Data about app and page elements:
□ □ □ □

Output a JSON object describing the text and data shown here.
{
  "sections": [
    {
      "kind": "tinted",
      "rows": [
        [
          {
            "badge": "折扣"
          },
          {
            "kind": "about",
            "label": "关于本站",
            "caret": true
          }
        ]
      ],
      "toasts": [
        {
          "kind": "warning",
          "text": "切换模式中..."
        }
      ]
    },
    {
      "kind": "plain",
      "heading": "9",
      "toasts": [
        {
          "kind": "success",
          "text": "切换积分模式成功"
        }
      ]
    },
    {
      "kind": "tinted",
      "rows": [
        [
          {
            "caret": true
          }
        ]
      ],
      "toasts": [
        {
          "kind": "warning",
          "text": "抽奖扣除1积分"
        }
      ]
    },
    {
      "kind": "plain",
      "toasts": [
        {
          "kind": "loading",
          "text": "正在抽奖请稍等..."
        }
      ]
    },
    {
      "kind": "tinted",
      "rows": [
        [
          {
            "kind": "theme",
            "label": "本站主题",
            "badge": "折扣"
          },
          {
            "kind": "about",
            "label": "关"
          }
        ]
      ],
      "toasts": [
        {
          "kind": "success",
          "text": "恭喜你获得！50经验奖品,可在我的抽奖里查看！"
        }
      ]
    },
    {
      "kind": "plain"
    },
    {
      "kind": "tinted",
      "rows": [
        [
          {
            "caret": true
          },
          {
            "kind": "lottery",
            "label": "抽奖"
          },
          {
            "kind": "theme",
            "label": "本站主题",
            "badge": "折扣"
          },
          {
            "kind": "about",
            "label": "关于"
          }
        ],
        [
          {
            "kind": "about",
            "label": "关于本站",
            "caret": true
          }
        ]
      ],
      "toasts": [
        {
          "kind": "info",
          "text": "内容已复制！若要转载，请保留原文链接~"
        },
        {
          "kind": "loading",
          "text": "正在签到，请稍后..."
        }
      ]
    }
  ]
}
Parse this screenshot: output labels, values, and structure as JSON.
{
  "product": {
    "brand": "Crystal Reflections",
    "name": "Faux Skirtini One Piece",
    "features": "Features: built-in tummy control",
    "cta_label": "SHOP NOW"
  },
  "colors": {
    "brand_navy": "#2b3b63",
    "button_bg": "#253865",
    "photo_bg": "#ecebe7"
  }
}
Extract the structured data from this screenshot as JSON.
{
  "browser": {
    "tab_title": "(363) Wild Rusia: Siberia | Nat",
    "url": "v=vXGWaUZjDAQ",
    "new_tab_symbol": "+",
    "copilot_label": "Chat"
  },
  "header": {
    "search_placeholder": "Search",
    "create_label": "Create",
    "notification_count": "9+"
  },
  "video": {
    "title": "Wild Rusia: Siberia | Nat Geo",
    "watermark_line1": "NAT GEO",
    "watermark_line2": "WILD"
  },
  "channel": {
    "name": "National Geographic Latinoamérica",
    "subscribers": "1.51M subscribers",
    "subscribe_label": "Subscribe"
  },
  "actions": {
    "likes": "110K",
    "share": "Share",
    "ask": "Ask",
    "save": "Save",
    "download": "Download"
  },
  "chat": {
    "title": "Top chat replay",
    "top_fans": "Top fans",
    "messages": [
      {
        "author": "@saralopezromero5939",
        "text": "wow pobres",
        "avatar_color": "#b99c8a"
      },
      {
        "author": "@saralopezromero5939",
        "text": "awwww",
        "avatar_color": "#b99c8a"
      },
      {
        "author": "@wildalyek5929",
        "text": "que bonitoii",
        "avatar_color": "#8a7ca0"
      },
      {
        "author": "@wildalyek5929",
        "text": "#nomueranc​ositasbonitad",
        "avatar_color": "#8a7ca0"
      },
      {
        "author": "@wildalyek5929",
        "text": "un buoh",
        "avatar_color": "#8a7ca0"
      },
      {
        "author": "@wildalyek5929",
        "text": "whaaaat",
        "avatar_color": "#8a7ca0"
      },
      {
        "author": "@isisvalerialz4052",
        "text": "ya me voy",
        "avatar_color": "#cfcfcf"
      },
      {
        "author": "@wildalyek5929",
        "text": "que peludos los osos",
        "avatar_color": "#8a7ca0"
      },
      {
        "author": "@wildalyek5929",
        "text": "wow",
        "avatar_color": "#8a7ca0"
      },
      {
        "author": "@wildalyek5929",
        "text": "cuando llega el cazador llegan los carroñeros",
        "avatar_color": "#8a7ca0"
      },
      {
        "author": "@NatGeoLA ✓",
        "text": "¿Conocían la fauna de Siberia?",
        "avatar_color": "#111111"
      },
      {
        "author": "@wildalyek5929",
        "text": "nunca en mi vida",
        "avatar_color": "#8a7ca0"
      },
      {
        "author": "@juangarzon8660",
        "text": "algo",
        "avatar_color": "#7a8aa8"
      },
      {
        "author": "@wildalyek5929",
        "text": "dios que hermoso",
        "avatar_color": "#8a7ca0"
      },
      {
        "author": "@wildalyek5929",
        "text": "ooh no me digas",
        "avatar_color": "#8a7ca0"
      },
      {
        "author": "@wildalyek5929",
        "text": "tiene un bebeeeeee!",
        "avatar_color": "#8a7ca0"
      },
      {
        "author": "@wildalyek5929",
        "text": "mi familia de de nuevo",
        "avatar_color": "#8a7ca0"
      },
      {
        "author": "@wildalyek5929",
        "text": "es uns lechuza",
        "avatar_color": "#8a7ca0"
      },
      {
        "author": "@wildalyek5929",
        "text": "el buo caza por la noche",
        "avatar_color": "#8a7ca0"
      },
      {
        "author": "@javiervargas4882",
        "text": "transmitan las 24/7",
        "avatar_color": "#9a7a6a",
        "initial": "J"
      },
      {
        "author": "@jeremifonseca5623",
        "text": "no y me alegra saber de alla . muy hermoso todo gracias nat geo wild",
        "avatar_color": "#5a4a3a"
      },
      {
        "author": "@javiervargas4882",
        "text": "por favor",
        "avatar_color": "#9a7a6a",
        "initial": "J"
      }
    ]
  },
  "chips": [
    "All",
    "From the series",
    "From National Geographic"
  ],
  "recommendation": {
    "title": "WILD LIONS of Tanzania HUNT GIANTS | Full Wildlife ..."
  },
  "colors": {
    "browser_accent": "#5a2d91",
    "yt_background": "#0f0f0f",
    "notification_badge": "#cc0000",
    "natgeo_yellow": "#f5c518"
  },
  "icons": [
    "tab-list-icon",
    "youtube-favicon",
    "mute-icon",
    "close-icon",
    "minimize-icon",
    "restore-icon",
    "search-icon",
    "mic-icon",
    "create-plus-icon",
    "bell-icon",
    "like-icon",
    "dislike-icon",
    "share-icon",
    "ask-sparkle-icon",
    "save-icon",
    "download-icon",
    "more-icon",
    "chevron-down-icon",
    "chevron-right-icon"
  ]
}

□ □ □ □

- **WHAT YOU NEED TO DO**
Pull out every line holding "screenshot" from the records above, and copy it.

- **FINISHED EXERCISE**
Parse this screenshot: output labels, values, and structure as JSON.
Extract the structured data from this screenshot as JSON.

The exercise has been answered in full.